REQUIRED ACTION ▸
Tell me, please, how many lines in the records below include the word "icon". Give no more than the number.

Records from a data collection
══════

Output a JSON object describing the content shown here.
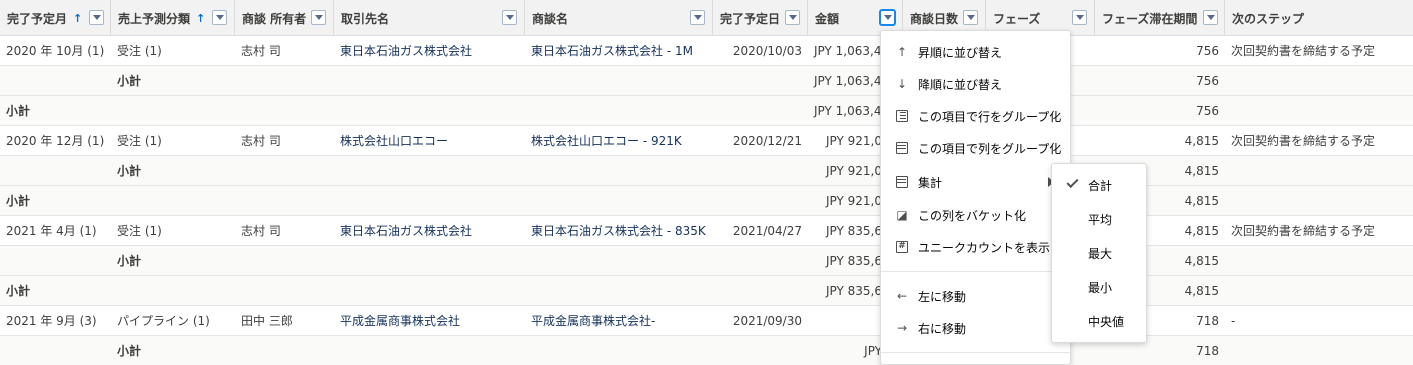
{
  "columns": [
    {
      "label": "完了予定月",
      "sort": "↑"
    },
    {
      "label": "売上予測分類",
      "sort": "↑"
    },
    {
      "label": "商談 所有者"
    },
    {
      "label": "取引先名"
    },
    {
      "label": "商談名"
    },
    {
      "label": "完了予定日"
    },
    {
      "label": "金額"
    },
    {
      "label": "商談日数"
    },
    {
      "label": "フェーズ"
    },
    {
      "label": "フェーズ滞在期間"
    },
    {
      "label": "次のステップ"
    }
  ],
  "rows": [
    {
      "type": "detail",
      "month": "2020 年 10月 (1)",
      "category": "受注 (1)",
      "owner": "志村 司",
      "account": "東日本石油ガス株式会社",
      "opportunity": "東日本石油ガス株式会社 - 1M",
      "close_date": "2020/10/03",
      "amount": "JPY 1,063,4",
      "stage_days": "756",
      "next_step": "次回契約書を締結する予定"
    },
    {
      "type": "sub",
      "category": "小計",
      "amount": "JPY 1,063,4",
      "stage_days": "756"
    },
    {
      "type": "grand",
      "month": "小計",
      "amount": "JPY 1,063,4",
      "stage_days": "756"
    },
    {
      "type": "detail",
      "month": "2020 年 12月 (1)",
      "category": "受注 (1)",
      "owner": "志村 司",
      "account": "株式会社山口エコー",
      "opportunity": "株式会社山口エコー - 921K",
      "close_date": "2020/12/21",
      "amount": "JPY 921,0",
      "stage_days": "4,815",
      "next_step": "次回契約書を締結する予定"
    },
    {
      "type": "sub",
      "category": "小計",
      "amount": "JPY 921,0",
      "stage_days": "4,815"
    },
    {
      "type": "grand",
      "month": "小計",
      "amount": "JPY 921,0",
      "stage_days": "4,815"
    },
    {
      "type": "detail",
      "month": "2021 年 4月 (1)",
      "category": "受注 (1)",
      "owner": "志村 司",
      "account": "東日本石油ガス株式会社",
      "opportunity": "東日本石油ガス株式会社 - 835K",
      "close_date": "2021/04/27",
      "amount": "JPY 835,6",
      "stage_days": "4,815",
      "next_step": "次回契約書を締結する予定"
    },
    {
      "type": "sub",
      "category": "小計",
      "amount": "JPY 835,6",
      "stage_days": "4,815"
    },
    {
      "type": "grand",
      "month": "小計",
      "amount": "JPY 835,6",
      "stage_days": "4,815"
    },
    {
      "type": "detail",
      "month": "2021 年 9月 (3)",
      "category": "パイプライン (1)",
      "owner": "田中 三郎",
      "account": "平成金属商事株式会社",
      "opportunity": "平成金属商事株式会社-",
      "close_date": "2021/09/30",
      "amount": "",
      "stage_days": "718",
      "next_step": "-"
    },
    {
      "type": "sub",
      "category": "小計",
      "amount": "JPY",
      "stage_days": "718"
    }
  ],
  "column_menu": {
    "items": [
      {
        "label": "昇順に並び替え",
        "icon": "arrow-up-icon"
      },
      {
        "label": "降順に並び替え",
        "icon": "arrow-down-icon"
      },
      {
        "label": "この項目で行をグループ化",
        "icon": "group-rows-icon"
      },
      {
        "label": "この項目で列をグループ化",
        "icon": "group-columns-icon"
      },
      {
        "label": "集計",
        "icon": "summarize-icon"
      },
      {
        "label": "この列をバケット化",
        "icon": "bucket-icon"
      },
      {
        "label": "ユニークカウントを表示",
        "icon": "hash-icon"
      },
      {
        "label": "左に移動",
        "icon": "arrow-left-icon"
      },
      {
        "label": "右に移動",
        "icon": "arrow-right-icon"
      }
    ]
  },
  "summarize_menu": {
    "items": [
      {
        "label": "合計",
        "checked": true
      },
      {
        "label": "平均"
      },
      {
        "label": "最大"
      },
      {
        "label": "最小"
      },
      {
        "label": "中央値"
      }
    ]
  }
}
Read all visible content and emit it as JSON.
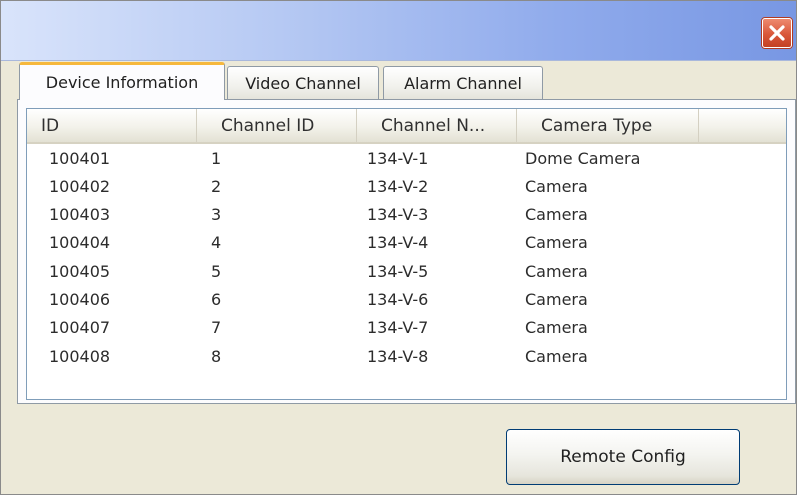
{
  "window": {
    "close_icon": "close-icon",
    "accent_close": "#d9573a"
  },
  "tabs": [
    {
      "label": "Device Information",
      "active": true
    },
    {
      "label": "Video Channel",
      "active": false
    },
    {
      "label": "Alarm Channel",
      "active": false
    }
  ],
  "table": {
    "columns": [
      "ID",
      "Channel ID",
      "Channel N...",
      "Camera Type"
    ],
    "rows": [
      {
        "id": "100401",
        "channel_id": "1",
        "channel_name": "134-V-1",
        "camera_type": "Dome Camera"
      },
      {
        "id": "100402",
        "channel_id": "2",
        "channel_name": "134-V-2",
        "camera_type": "Camera"
      },
      {
        "id": "100403",
        "channel_id": "3",
        "channel_name": "134-V-3",
        "camera_type": "Camera"
      },
      {
        "id": "100404",
        "channel_id": "4",
        "channel_name": "134-V-4",
        "camera_type": "Camera"
      },
      {
        "id": "100405",
        "channel_id": "5",
        "channel_name": "134-V-5",
        "camera_type": "Camera"
      },
      {
        "id": "100406",
        "channel_id": "6",
        "channel_name": "134-V-6",
        "camera_type": "Camera"
      },
      {
        "id": "100407",
        "channel_id": "7",
        "channel_name": "134-V-7",
        "camera_type": "Camera"
      },
      {
        "id": "100408",
        "channel_id": "8",
        "channel_name": "134-V-8",
        "camera_type": "Camera"
      }
    ]
  },
  "footer": {
    "remote_config_label": "Remote Config"
  }
}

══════

EXERCISE ANSWER ▸
10